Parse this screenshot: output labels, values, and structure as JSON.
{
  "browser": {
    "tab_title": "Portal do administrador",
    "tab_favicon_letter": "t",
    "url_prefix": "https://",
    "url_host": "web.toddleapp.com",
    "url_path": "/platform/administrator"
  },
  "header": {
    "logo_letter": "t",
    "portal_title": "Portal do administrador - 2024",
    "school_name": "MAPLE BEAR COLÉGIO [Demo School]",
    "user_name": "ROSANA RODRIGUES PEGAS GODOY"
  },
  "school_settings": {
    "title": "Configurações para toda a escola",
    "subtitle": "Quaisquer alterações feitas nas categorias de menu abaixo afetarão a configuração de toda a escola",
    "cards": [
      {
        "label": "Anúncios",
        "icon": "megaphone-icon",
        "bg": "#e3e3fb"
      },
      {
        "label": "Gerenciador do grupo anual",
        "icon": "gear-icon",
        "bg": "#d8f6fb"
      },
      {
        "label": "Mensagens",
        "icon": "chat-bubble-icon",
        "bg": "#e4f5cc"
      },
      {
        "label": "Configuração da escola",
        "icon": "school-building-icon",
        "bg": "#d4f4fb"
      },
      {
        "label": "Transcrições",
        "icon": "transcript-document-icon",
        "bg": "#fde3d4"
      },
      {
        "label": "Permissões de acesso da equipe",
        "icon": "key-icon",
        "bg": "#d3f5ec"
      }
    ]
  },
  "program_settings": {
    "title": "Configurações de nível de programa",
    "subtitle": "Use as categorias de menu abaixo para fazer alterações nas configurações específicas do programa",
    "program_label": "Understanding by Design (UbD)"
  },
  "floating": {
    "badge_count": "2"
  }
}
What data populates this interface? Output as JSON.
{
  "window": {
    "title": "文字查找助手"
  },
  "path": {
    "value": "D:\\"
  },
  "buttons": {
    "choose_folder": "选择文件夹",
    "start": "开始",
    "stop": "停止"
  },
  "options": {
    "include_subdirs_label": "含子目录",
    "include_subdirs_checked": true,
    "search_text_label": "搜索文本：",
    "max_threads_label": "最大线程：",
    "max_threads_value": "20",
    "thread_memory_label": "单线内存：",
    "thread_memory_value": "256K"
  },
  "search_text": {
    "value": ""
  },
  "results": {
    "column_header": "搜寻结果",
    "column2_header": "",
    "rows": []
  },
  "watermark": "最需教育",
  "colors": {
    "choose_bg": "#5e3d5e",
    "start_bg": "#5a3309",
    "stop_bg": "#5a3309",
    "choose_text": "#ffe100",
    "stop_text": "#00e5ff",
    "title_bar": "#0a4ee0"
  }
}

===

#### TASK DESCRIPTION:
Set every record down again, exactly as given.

#### ANSWER TO THIS PROBLEM:
Parse this screenshot: output labels, values, and structure as JSON.
{
  "browser": {
    "tab_title": "Portal do administrador",
    "tab_favicon_letter": "t",
    "url_prefix": "https://",
    "url_host": "web.toddleapp.com",
    "url_path": "/platform/administrator"
  },
  "header": {
    "logo_letter": "t",
    "portal_title": "Portal do administrador - 2024",
    "school_name": "MAPLE BEAR COLÉGIO [Demo School]",
    "user_name": "ROSANA RODRIGUES PEGAS GODOY"
  },
  "school_settings": {
    "title": "Configurações para toda a escola",
    "subtitle": "Quaisquer alterações feitas nas categorias de menu abaixo afetarão a configuração de toda a escola",
    "cards": [
      {
        "label": "Anúncios",
        "icon": "megaphone-icon",
        "bg": "#e3e3fb"
      },
      {
        "label": "Gerenciador do grupo anual",
        "icon": "gear-icon",
        "bg": "#d8f6fb"
      },
      {
        "label": "Mensagens",
        "icon": "chat-bubble-icon",
        "bg": "#e4f5cc"
      },
      {
        "label": "Configuração da escola",
        "icon": "school-building-icon",
        "bg": "#d4f4fb"
      },
      {
        "label": "Transcrições",
        "icon": "transcript-document-icon",
        "bg": "#fde3d4"
      },
      {
        "label": "Permissões de acesso da equipe",
        "icon": "key-icon",
        "bg": "#d3f5ec"
      }
    ]
  },
  "program_settings": {
    "title": "Configurações de nível de programa",
    "subtitle": "Use as categorias de menu abaixo para fazer alterações nas configurações específicas do programa",
    "program_label": "Understanding by Design (UbD)"
  },
  "floating": {
    "badge_count": "2"
  }
}
What data populates this interface? Output as JSON.
{
  "window": {
    "title": "文字查找助手"
  },
  "path": {
    "value": "D:\\"
  },
  "buttons": {
    "choose_folder": "选择文件夹",
    "start": "开始",
    "stop": "停止"
  },
  "options": {
    "include_subdirs_label": "含子目录",
    "include_subdirs_checked": true,
    "search_text_label": "搜索文本：",
    "max_threads_label": "最大线程：",
    "max_threads_value": "20",
    "thread_memory_label": "单线内存：",
    "thread_memory_value": "256K"
  },
  "search_text": {
    "value": ""
  },
  "results": {
    "column_header": "搜寻结果",
    "column2_header": "",
    "rows": []
  },
  "watermark": "最需教育",
  "colors": {
    "choose_bg": "#5e3d5e",
    "start_bg": "#5a3309",
    "stop_bg": "#5a3309",
    "choose_text": "#ffe100",
    "stop_text": "#00e5ff",
    "title_bar": "#0a4ee0"
  }
}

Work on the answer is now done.